Technical Paper

Evaluation of Wind Noise Sources Using Experimental and Computational Methods

Experiment and CFD have been performed to clarify the distribution of wind noise sources and its generation mechanism for a production vehicle. Three noise source identification techniques were applied to measure the wind noise sources from the outside and inside of vehicle. The relation between these noise sources and the interior noise was investigated by modifying the specification of underbody and front-pillar. In addition, CFD was preformed to predict the noise sources and clarify its generation mechanism. The noise sources obtained by simulation show good agreement with experiment in the region of side window and underbody.
Journal Article

Flow Structures above the Trunk Deck of Sedan-Type Vehicles and Their Influence on High-Speed Vehicle Stability 1st Report: On-Road and Wind-Tunnel Studies on Unsteady Flow Characteristics that Stabilize Vehicle Behavior

This study shows an example in which the conventional aerodynamic evaluation method that focuses on “steady” aerodynamic lift coefficient is not necessarily sufficient to evaluate vehicle's straight-ahead stability at high speed, and proposes a new aerodynamic evaluation method for vehicle stability. In vehicle development, it is generally said that vehicle with lower aerodynamic lift coefficient has better straight-ahead stability at high speed. However, in some cases, straight-ahead stability differs between two vehicles with similar low aerodynamic lift coefficient. It is natural to think that this variation is caused by the difference of suspension characteristics or vehicle body rigidity. But from our experiences, different straight-ahead stability was observed between two vehicles having same suspension characteristics, same vehicle body rigidity and almost similar aerodynamic lift coefficient, but different vehicle configurations.
Journal Article

Flow Structures above the Trunk Deck of Sedan-Type Vehicles and Their Influence on High-Speed Vehicle Stability 2nd Report: Numerical Investigation on Simplified Vehicle Models using Large-Eddy Simulation

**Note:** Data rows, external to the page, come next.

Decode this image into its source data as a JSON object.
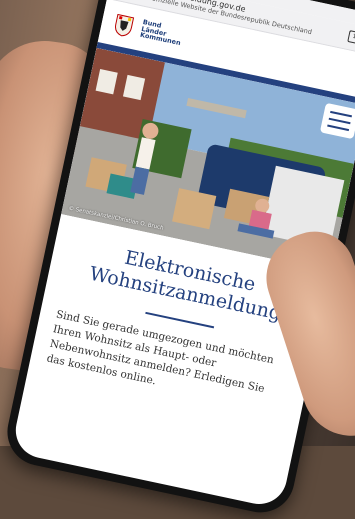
{
  "browser": {
    "url": "wohnsitzanmeldung.gov.de",
    "verified_text": "Eine offizielle Website der Bundesrepublik Deutschland",
    "tab_count": "1",
    "icons": [
      "germany-flag-icon",
      "tabs-icon",
      "more-menu-icon"
    ]
  },
  "site": {
    "logo_lines": [
      "Bund",
      "Länder",
      "Kommunen"
    ],
    "menu_icon": "hamburger-menu-icon"
  },
  "hero": {
    "credit": "© Senatskanzlei/Christian O. Bruch"
  },
  "main": {
    "title_line1": "Elektronische",
    "title_line2": "Wohnsitzanmeldung",
    "intro_lines": [
      "Sind Sie gerade umgezogen und möchten",
      "Ihren Wohnsitz als Haupt- oder",
      "Nebenwohnsitz anmelden? Erledigen Sie",
      "das kostenlos online."
    ]
  },
  "colors": {
    "brand_blue": "#24417f",
    "page_bg": "#ffffff"
  }
}
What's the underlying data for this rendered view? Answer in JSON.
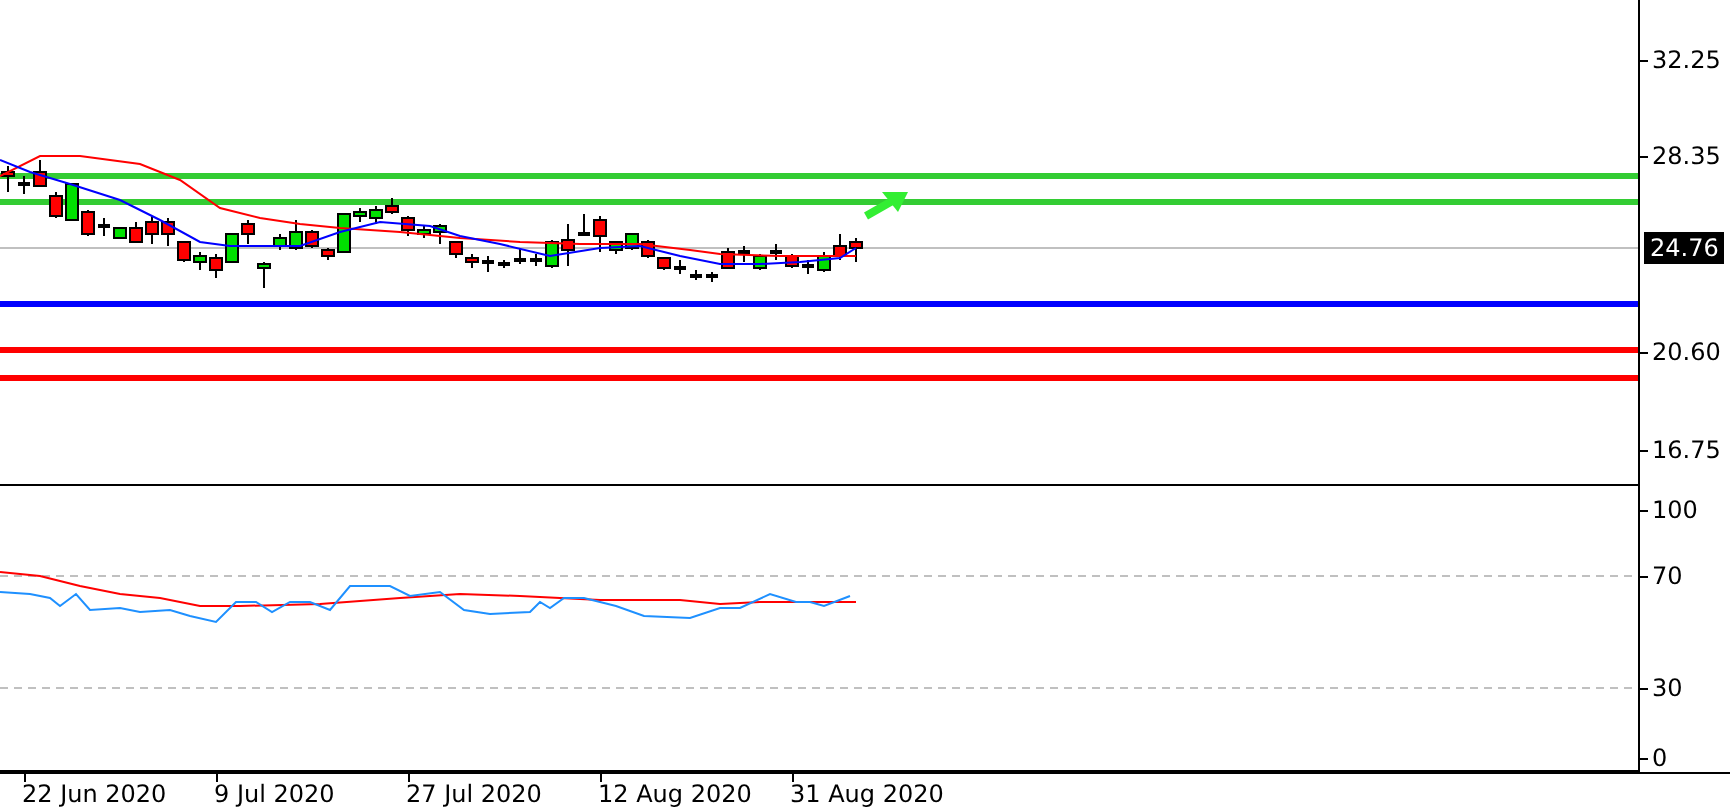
{
  "price_axis": {
    "labels": [
      "32.25",
      "28.35",
      "20.60",
      "16.75"
    ],
    "current_price": "24.76"
  },
  "levels": [
    {
      "color": "#33cc33"
    },
    {
      "color": "#33cc33"
    },
    {
      "color": "#0000ff"
    },
    {
      "color": "#ff0000"
    },
    {
      "color": "#ff0000"
    }
  ],
  "oscillator_axis": {
    "labels": [
      "100",
      "70",
      "30",
      "0"
    ]
  },
  "time_axis": {
    "labels": [
      "22 Jun 2020",
      "9 Jul 2020",
      "27 Jul 2020",
      "12 Aug 2020",
      "31 Aug 2020"
    ]
  }
}
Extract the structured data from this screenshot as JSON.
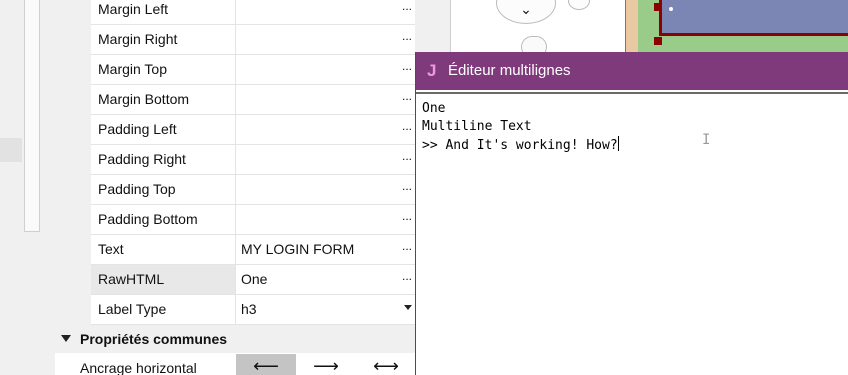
{
  "property_grid": {
    "rows": [
      {
        "name": "Margin Left",
        "value": "",
        "action": "..."
      },
      {
        "name": "Margin Right",
        "value": "",
        "action": "..."
      },
      {
        "name": "Margin Top",
        "value": "",
        "action": "..."
      },
      {
        "name": "Margin Bottom",
        "value": "",
        "action": "..."
      },
      {
        "name": "Padding Left",
        "value": "",
        "action": "..."
      },
      {
        "name": "Padding Right",
        "value": "",
        "action": "..."
      },
      {
        "name": "Padding Top",
        "value": "",
        "action": "..."
      },
      {
        "name": "Padding Bottom",
        "value": "",
        "action": "..."
      },
      {
        "name": "Text",
        "value": "MY LOGIN FORM",
        "action": "..."
      },
      {
        "name": "RawHTML",
        "value": "One",
        "action": "..."
      },
      {
        "name": "Label Type",
        "value": "h3",
        "action": ""
      }
    ],
    "category": {
      "label": "Propriétés communes"
    },
    "anchor": {
      "label": "Ancrage horizontal",
      "buttons": [
        "⟵",
        "⟶",
        "⟷"
      ]
    }
  },
  "dialog": {
    "title": "Éditeur multilignes",
    "icon_letter": "J",
    "lines": [
      "One",
      "Multiline Text",
      ">> And It's working! How?"
    ]
  },
  "colors": {
    "dialog_titlebar": "#7f3a7b",
    "selection_border": "#8b0000",
    "canvas_green": "#99cc88",
    "canvas_blue": "#7b86b5"
  }
}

In the present study, two kinds of simplified vehicle models, which can reproduce flow structures around the two sedan-type vehicles in the previous study, are constructed for the object and the unsteady flow structures are extracted using Large-Eddy Simulation technique. The numerical results are validated in a stationary condition by comparing the results with a wind-tunnel experiment and details of steady and unsteady flow characteristics around the models, especially above the trunk deck, are investigated. In quasi- and non- stationary manner with regard to vehicle pitch motion, unsteady flow characteristics are also investigated and their relations to an aerodynamic stability are discussed.